*Task requirements*:
Every record must be retyped exactly as it reads.

App and web page records

○ ○ ○ ○ ○

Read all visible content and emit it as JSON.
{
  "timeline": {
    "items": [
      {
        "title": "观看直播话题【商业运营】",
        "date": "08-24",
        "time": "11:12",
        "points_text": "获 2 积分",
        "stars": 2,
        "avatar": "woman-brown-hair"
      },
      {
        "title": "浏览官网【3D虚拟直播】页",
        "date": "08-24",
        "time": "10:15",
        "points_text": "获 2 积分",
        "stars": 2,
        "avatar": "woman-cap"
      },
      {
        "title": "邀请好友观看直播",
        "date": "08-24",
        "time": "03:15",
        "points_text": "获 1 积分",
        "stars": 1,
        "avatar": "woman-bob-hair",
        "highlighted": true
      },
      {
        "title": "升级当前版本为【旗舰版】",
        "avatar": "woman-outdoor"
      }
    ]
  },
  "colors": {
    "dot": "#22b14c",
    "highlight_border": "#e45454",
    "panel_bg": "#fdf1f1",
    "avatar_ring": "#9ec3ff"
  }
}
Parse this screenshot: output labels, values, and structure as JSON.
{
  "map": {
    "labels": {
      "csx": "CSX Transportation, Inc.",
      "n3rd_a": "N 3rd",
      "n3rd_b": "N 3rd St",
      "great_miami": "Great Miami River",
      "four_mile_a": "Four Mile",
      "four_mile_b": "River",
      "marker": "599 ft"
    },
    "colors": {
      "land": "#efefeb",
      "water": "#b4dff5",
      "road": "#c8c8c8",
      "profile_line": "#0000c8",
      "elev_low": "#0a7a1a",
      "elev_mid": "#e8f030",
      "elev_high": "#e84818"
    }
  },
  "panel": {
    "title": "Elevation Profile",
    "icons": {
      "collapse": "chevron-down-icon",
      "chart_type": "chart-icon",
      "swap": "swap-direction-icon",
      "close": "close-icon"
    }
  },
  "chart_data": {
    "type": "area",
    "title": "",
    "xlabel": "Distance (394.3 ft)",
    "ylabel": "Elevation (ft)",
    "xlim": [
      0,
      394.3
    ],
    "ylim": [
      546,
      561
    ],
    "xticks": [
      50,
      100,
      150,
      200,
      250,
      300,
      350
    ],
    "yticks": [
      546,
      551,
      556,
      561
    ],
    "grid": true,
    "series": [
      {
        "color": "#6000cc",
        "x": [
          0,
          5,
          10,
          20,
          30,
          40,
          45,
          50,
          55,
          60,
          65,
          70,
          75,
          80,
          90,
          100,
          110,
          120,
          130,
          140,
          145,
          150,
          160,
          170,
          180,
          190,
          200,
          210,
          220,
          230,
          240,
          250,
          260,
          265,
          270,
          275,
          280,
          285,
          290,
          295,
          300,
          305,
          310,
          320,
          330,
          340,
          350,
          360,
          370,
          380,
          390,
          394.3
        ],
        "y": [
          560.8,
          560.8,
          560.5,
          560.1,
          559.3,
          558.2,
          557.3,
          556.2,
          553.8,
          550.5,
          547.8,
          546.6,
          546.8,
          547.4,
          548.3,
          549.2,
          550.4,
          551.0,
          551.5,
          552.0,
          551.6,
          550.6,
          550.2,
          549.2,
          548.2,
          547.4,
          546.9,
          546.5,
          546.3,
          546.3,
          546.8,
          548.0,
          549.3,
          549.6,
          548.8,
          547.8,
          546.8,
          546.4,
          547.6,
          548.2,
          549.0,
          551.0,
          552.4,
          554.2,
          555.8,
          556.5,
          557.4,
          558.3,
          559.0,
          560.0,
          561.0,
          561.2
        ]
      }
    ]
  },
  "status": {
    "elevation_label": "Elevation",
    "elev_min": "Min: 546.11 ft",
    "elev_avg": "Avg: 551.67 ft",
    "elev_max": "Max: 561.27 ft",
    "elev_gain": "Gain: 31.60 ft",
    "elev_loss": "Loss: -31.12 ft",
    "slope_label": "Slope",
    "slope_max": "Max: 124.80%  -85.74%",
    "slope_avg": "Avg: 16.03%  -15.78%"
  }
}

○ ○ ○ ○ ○

*The completed task*:
Read all visible content and emit it as JSON.
{
  "timeline": {
    "items": [
      {
        "title": "观看直播话题【商业运营】",
        "date": "08-24",
        "time": "11:12",
        "points_text": "获 2 积分",
        "stars": 2,
        "avatar": "woman-brown-hair"
      },
      {
        "title": "浏览官网【3D虚拟直播】页",
        "date": "08-24",
        "time": "10:15",
        "points_text": "获 2 积分",
        "stars": 2,
        "avatar": "woman-cap"
      },
      {
        "title": "邀请好友观看直播",
        "date": "08-24",
        "time": "03:15",
        "points_text": "获 1 积分",
        "stars": 1,
        "avatar": "woman-bob-hair",
        "highlighted": true
      },
      {
        "title": "升级当前版本为【旗舰版】",
        "avatar": "woman-outdoor"
      }
    ]
  },
  "colors": {
    "dot": "#22b14c",
    "highlight_border": "#e45454",
    "panel_bg": "#fdf1f1",
    "avatar_ring": "#9ec3ff"
  }
}
Parse this screenshot: output labels, values, and structure as JSON.
{
  "map": {
    "labels": {
      "csx": "CSX Transportation, Inc.",
      "n3rd_a": "N 3rd",
      "n3rd_b": "N 3rd St",
      "great_miami": "Great Miami River",
      "four_mile_a": "Four Mile",
      "four_mile_b": "River",
      "marker": "599 ft"
    },
    "colors": {
      "land": "#efefeb",
      "water": "#b4dff5",
      "road": "#c8c8c8",
      "profile_line": "#0000c8",
      "elev_low": "#0a7a1a",
      "elev_mid": "#e8f030",
      "elev_high": "#e84818"
    }
  },
  "panel": {
    "title": "Elevation Profile",
    "icons": {
      "collapse": "chevron-down-icon",
      "chart_type": "chart-icon",
      "swap": "swap-direction-icon",
      "close": "close-icon"
    }
  },
  "chart_data": {
    "type": "area",
    "title": "",
    "xlabel": "Distance (394.3 ft)",
    "ylabel": "Elevation (ft)",
    "xlim": [
      0,
      394.3
    ],
    "ylim": [
      546,
      561
    ],
    "xticks": [
      50,
      100,
      150,
      200,
      250,
      300,
      350
    ],
    "yticks": [
      546,
      551,
      556,
      561
    ],
    "grid": true,
    "series": [
      {
        "color": "#6000cc",
        "x": [
          0,
          5,
          10,
          20,
          30,
          40,
          45,
          50,
          55,
          60,
          65,
          70,
          75,
          80,
          90,
          100,
          110,
          120,
          130,
          140,
          145,
          150,
          160,
          170,
          180,
          190,
          200,
          210,
          220,
          230,
          240,
          250,
          260,
          265,
          270,
          275,
          280,
          285,
          290,
          295,
          300,
          305,
          310,
          320,
          330,
          340,
          350,
          360,
          370,
          380,
          390,
          394.3
        ],
        "y": [
          560.8,
          560.8,
          560.5,
          560.1,
          559.3,
          558.2,
          557.3,
          556.2,
          553.8,
          550.5,
          547.8,
          546.6,
          546.8,
          547.4,
          548.3,
          549.2,
          550.4,
          551.0,
          551.5,
          552.0,
          551.6,
          550.6,
          550.2,
          549.2,
          548.2,
          547.4,
          546.9,
          546.5,
          546.3,
          546.3,
          546.8,
          548.0,
          549.3,
          549.6,
          548.8,
          547.8,
          546.8,
          546.4,
          547.6,
          548.2,
          549.0,
          551.0,
          552.4,
          554.2,
          555.8,
          556.5,
          557.4,
          558.3,
          559.0,
          560.0,
          561.0,
          561.2
        ]
      }
    ]
  },
  "status": {
    "elevation_label": "Elevation",
    "elev_min": "Min: 546.11 ft",
    "elev_avg": "Avg: 551.67 ft",
    "elev_max": "Max: 561.27 ft",
    "elev_gain": "Gain: 31.60 ft",
    "elev_loss": "Loss: -31.12 ft",
    "slope_label": "Slope",
    "slope_max": "Max: 124.80%  -85.74%",
    "slope_avg": "Avg: 16.03%  -15.78%"
  }
}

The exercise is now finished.